“I’ve always wanted to grow my own food. I never knew what went into it.” Max Gonzales found his calling in a 90-thousand square foot warehouse in Bedford Park, for a company called FarmedHere.” The building sat vacant for years, but is now the largest indoor aquaponic vertical farm in the United States. And the first vertical farm to receive USDA national organic certification. The 31 year old Gonzales worked for years in pet shops, learning about aquarium filtration systems and fish, information that’s served him well in the field of aquaponics, or growing plants in water, not soil. “Well, the tilapia fertilize our plants. Their primary job is eat, produce waste, the plants are able to soak it up. The plants clean the water for the fish and it comes back to the tanks. Budding urban farmer 20 year old Fernando Orozco prefers growing basil, arugula, and other microgreens, over handling fish. “Taking care of your plant is like taking care of your child. You give birth to the seed and make sure you water your plant, make sure you take care of it, you make sure it does great.” Gonzales and Orozco are products of Windy City Harvest, a nine month long- urban agriculture training program from the Chicago Botanic Garden- in partnership with City Colleges. Angela Mason is director of the program. “There’s a real need! As the local food economy grows you have to have individuals that are trained in urban agriculture to fill those positions and help grow that movement.” Jolanta Hardej saw the “buy local” movement coming too. The former interior designer and mortgage broker’s job world fell apart when the economy crashed in 2008. She read a book about vertical farming and saw its potential in Chicago. There’s an abundance of vacant property and land. People are moving back to the city. And it turns out you can fool Mother Nature. “Growing indoors in controlled environment, perfect humidity, perfect temperature. We hire local, we grow local, and we sell local.” FarmedHere needed skilled workers. Windy City Harvest needed jobs for its graduates. Anyone can enroll in the certificate program by paying the $2500 tuition. But class size is limited. And slots are reserved for the underemployed like Max, and the hard to employ ex-offenders like Fernando. “I really don’t know what I’d be doing if it wasn’t for this program so it’s definitely helped me out for job training.” Max is now a master grower for FarmedHere. “It’s helped me focus.
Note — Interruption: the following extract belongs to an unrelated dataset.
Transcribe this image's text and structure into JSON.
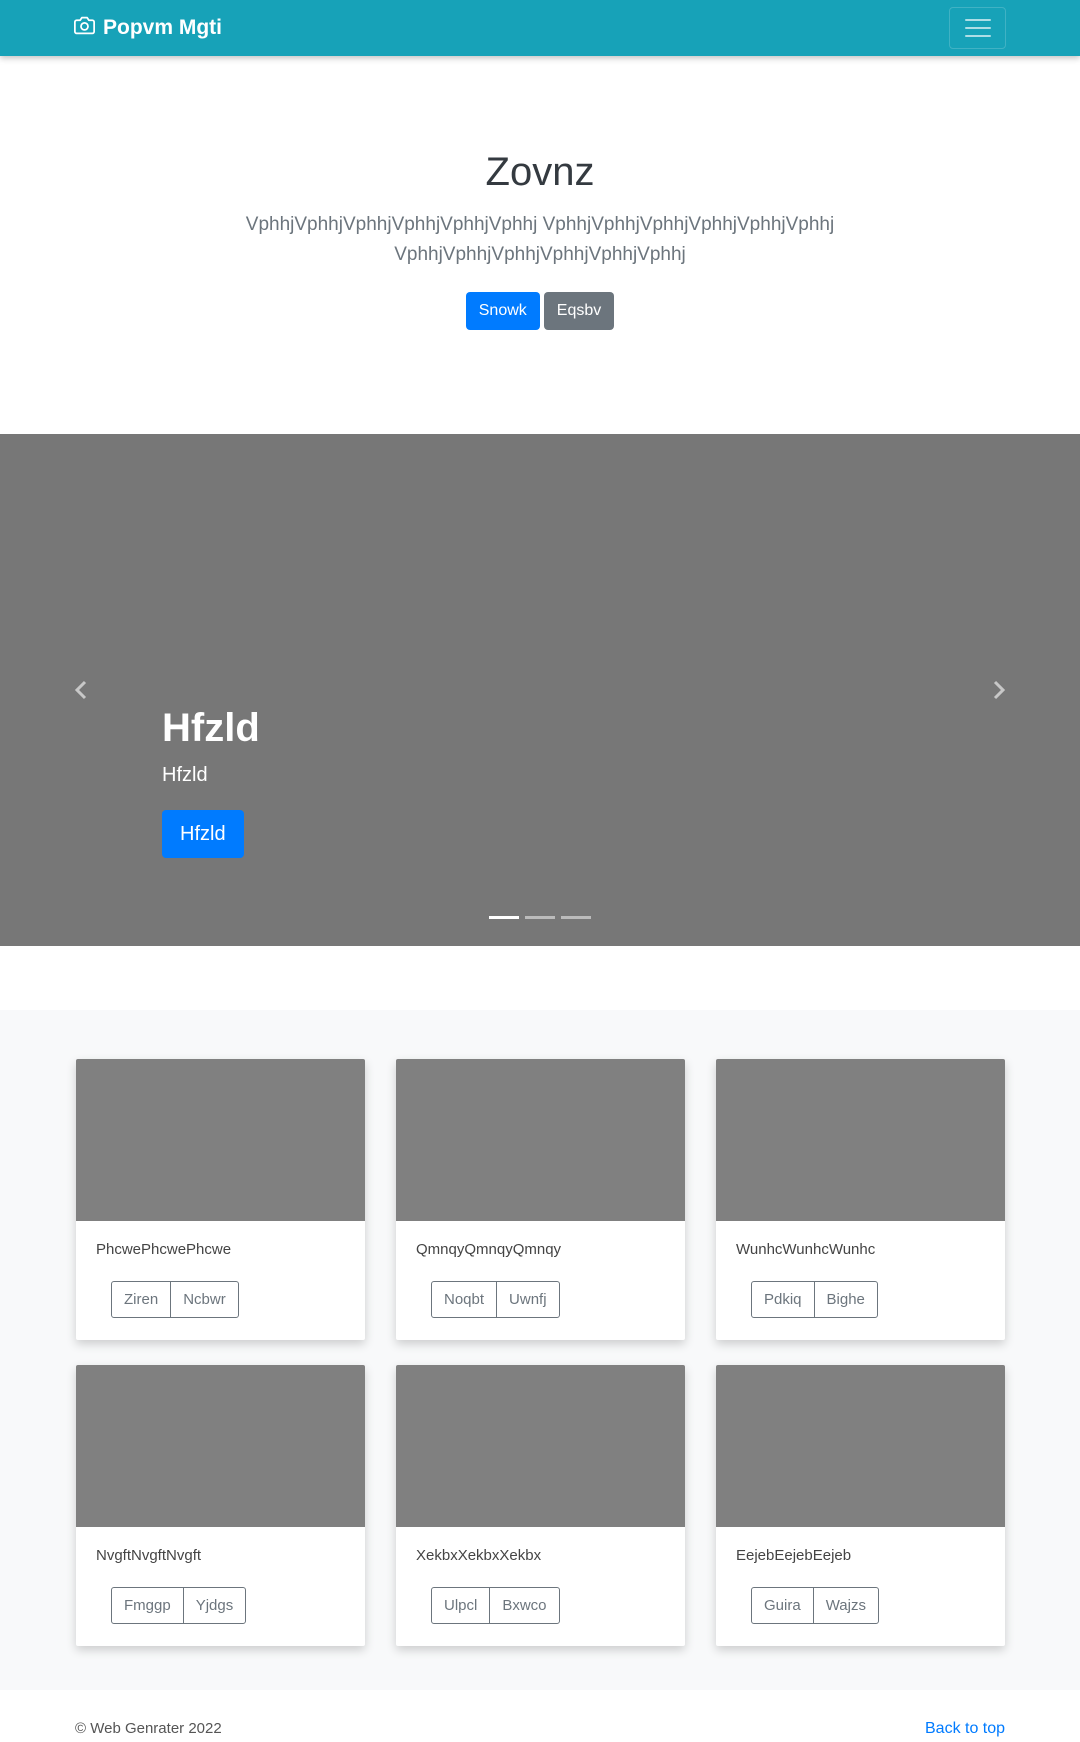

It’s helped me think healthier, eat healthier, want to be healthier. 100% it’s changed my life.” Fernando and Max are two of eight full time employees from the Windy City Harvest Program. “You can’t help change communities and develop communities without having jobs,” says Director Mason. And FarmerHere’s CEO can’t wait to hire even more graduates. “Once the farm is fully occupied, we will have close to 200 employees. That’s a huge impact in the local job market.” Fernando is still a student but has a job at FarmedHere waiting for him. However, he has bigger drerams. “I would love to own my own farm, that would be great, grow my own stuff harvest my own stuff.” The boss says Max is now a mentor to everyone. “I’ve made a lot of really good friends which I never had before and I’m very grateful for that.” Max discovered that the tilapia respond to music- Portished and 80’s stuff like the Cure and Depeche Mode. Windy City Harvest will start taking applications for the next nine month certificate program in August. And if you’d like more information, please click these links.